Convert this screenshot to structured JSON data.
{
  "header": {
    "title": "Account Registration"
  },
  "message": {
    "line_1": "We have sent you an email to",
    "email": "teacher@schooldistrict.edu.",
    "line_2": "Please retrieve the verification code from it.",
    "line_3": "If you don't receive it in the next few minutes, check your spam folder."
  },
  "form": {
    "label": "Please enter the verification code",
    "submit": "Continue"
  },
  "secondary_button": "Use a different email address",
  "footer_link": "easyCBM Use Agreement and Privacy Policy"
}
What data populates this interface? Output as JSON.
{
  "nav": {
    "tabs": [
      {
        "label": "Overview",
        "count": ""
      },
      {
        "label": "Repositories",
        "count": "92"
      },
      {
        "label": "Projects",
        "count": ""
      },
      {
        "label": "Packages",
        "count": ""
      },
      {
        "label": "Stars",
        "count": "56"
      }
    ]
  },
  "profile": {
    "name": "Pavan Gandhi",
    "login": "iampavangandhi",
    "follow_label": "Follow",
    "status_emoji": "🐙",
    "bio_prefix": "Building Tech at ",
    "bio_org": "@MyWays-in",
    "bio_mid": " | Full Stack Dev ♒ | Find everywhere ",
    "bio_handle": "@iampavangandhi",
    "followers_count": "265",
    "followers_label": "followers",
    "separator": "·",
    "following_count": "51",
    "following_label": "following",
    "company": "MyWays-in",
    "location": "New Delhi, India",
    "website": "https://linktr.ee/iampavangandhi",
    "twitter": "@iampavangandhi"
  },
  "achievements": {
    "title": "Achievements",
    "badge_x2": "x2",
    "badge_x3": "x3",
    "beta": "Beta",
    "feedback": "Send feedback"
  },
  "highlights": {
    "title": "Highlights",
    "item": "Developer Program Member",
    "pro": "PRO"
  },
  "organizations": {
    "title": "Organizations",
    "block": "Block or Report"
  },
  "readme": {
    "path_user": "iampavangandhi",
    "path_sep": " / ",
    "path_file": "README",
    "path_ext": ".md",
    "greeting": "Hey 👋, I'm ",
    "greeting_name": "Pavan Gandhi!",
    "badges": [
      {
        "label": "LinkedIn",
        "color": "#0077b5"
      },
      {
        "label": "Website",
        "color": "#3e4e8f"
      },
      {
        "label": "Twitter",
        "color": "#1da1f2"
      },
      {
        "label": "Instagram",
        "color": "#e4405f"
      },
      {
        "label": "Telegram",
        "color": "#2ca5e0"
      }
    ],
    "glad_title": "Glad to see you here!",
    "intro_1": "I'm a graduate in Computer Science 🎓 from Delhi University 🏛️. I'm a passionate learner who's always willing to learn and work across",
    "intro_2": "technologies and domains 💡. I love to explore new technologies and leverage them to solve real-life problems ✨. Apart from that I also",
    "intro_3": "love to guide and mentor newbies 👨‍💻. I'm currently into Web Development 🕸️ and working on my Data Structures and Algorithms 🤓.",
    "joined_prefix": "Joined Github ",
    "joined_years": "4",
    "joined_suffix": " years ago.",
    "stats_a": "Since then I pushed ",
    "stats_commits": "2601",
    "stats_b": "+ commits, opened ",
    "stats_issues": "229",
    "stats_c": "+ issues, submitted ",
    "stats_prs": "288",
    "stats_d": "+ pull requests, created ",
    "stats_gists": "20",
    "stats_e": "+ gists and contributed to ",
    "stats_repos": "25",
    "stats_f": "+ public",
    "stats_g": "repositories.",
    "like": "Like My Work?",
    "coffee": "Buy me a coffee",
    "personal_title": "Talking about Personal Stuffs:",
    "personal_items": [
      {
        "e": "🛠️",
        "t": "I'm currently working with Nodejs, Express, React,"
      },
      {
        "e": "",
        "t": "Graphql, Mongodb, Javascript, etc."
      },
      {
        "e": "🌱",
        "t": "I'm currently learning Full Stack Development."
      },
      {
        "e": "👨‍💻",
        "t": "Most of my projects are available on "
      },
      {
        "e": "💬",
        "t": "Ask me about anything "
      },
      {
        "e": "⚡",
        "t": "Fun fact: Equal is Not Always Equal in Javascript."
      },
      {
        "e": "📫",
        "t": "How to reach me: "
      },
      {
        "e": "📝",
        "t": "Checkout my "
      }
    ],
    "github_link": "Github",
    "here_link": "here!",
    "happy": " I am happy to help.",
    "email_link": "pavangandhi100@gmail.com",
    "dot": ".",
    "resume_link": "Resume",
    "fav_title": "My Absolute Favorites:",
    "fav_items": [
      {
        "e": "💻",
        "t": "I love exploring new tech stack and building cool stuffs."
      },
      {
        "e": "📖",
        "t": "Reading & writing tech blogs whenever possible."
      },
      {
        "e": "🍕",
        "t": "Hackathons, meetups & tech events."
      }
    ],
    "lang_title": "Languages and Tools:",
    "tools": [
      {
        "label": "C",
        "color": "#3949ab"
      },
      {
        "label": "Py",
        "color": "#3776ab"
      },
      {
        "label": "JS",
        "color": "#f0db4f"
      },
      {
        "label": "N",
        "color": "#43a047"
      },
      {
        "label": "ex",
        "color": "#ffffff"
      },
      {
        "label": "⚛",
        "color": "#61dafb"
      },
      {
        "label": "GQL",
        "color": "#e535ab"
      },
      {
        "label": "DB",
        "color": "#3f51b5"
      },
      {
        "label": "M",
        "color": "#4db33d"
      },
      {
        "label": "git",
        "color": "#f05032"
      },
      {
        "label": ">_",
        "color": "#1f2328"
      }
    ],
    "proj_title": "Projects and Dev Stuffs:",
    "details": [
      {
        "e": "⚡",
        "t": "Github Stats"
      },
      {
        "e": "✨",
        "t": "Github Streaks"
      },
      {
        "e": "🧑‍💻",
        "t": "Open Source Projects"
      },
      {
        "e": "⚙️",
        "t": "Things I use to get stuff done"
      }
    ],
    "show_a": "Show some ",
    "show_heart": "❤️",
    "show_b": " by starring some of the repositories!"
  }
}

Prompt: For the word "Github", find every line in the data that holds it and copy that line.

Response area:
    "joined_prefix": "Joined Github ",
    "github_link": "Github",
        "t": "Github Stats"
        "t": "Github Streaks"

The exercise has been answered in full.